Friday, March 29, 2013

Gospel Blog: Matthew 8:1-17

Note: See Introduction for context on this series on the Gospels.

Summary of Matthew 8:1-17
Jesus heals many people physically, including those with "evil spirits."

Detailed Thoughts about Matthew 8:1-17
I have to admit that even though I enjoyed reading and thinking about the Kingdom of God principles in Matt 5-7, I'm really struggling with this chapter. I feel like I'm missing needed context. Matthew (or whomever) wrote these words almost 2,000 years ago. Today, our society is vastly different than in Jesus' time; we know so much more about science and disease, for example. What meaning can be gleaned from a book with such a convuluted history of assembly and publication? This project has given me a new admiration for theologians who study not only the text (and often in the original language), but also consider the historical, cultural, and political contexts of the day. If anything, this project has sparked my interest in people who have studied and written on these topics before.

So I come to this text now feeling very unprepared, but also very skeptical. In the last verse of this particular passage (vs. 17), Matthew continues his major theme of attempting to prove that Jesus is the Jewish messiah.
"Just as the prophet Isaiah had said, 'He healed our diseases and made us well.'"
This verse is meant to be a bit of bombshell. Matthew sets it up in the previous verses by describing different times that Jesus healed people physically. Not only does he want his readers to be amazed at Jesus' miraculous deeds, he wants them to know that this is a fulfillment of Old Testament prophecy about the messiah.

In verses 1-4, Jesus heals a leper. He asks the leper not to tell anyone about the occurrence, but to present himself to the priest (along with a gift according to Moses' law) in order to be declared fit for society again. Two points stand out here:

  1. Not telling anyone of the healing is consistent with the theme of Jesus' teachings in the last few chapters (not boasting of your religiosity around town).
  2. Jesus gives the healed man very specific instructions in accordance with Jewish law. Matthew again seems to be forcing his major theme of Jewish messiah down the readers' throats.
The next healing anecdote told by Matthew has a bit more detail. An officer of the (Roman?) army asks Jesus to heal his servant. Matthew describes the officer as someone with great empathy for the pain his servant is experiencing. The officer also feels that he is unworthy for Jesus to come to his home, but asks Jesus to just "give the order" for healing and it will occur. (Matthew says that the servant was healed immediately.)

Jesus is suprised at the officer's great faith, and tells his followers that many people like the officer will come from far and wide to experience the kingdom of heaven.
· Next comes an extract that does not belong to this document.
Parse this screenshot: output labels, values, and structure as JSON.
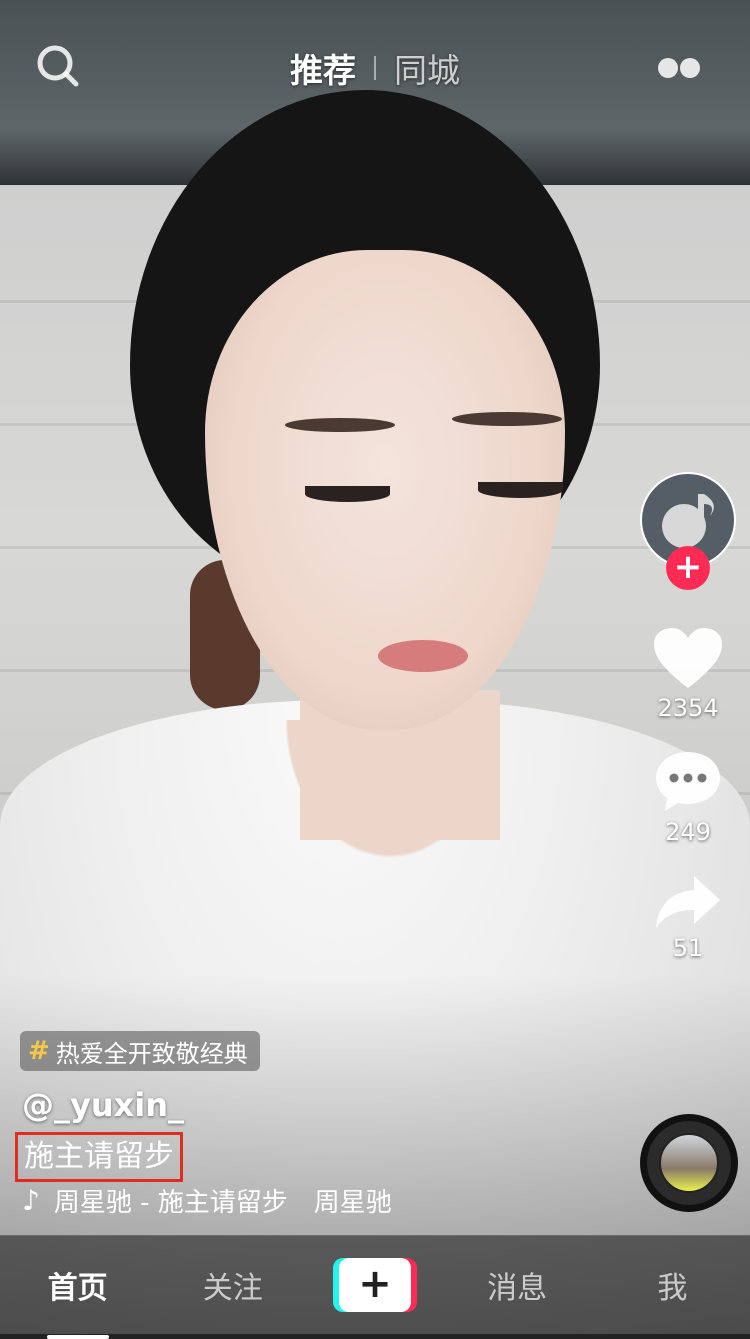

However, many who SHOULD have experienced it will be "thrown out into the dark. They will cry and grit their teeth in pain." I think Matthew is implying here that God's chosen people have rejected God's chosen messiah, and therefore have been rejected by God. Again, he is trying to convince his audience to accept Jesus as messiah. Perhaps that is also why he describes the character of the army officer in such glowing terms, as one who has absolute faith in the authority and power of Jesus--to goad his Jewish readers.

A side question: is Jesus referring to "hell" in verse 12? Here is where cultural context would be helpful. Was Matthew/Jesus using the terms, metaphors, and beliefs of the day? Or is he implying a literal truth? I don't know! Hope it's the first one!

Finally, Matthew briefly tells of Jesus healing Peter's mother-in-law, who then "got up and served Jesus a meal." Wow, how many sermons have been preached to women about THAT little anecdote! Then that evening, many people "with demons" came to Jesus and were healed by him. Assuming these miracles did take place, doesn't it seem more likely that the diseases the people had were natural diseases and not evil spirits? But frankly, evil spirits are mentioned quite a bit throughout the gospels. Jesus and the demons actually talk to each other sometimes.

Perhaps you can relate to my frustration and confusion with this passage, and with the Bible in general for that matter. I think many people tend to forget, including me, that the Bible is an ancient text. The customs, beliefs, politics, and understanding of the world were so much different back then. Filtering through all the biases and aims of the author, as well as the historical and culture context of the time, what are we left with? Right now, I'm just not sure.

No comments: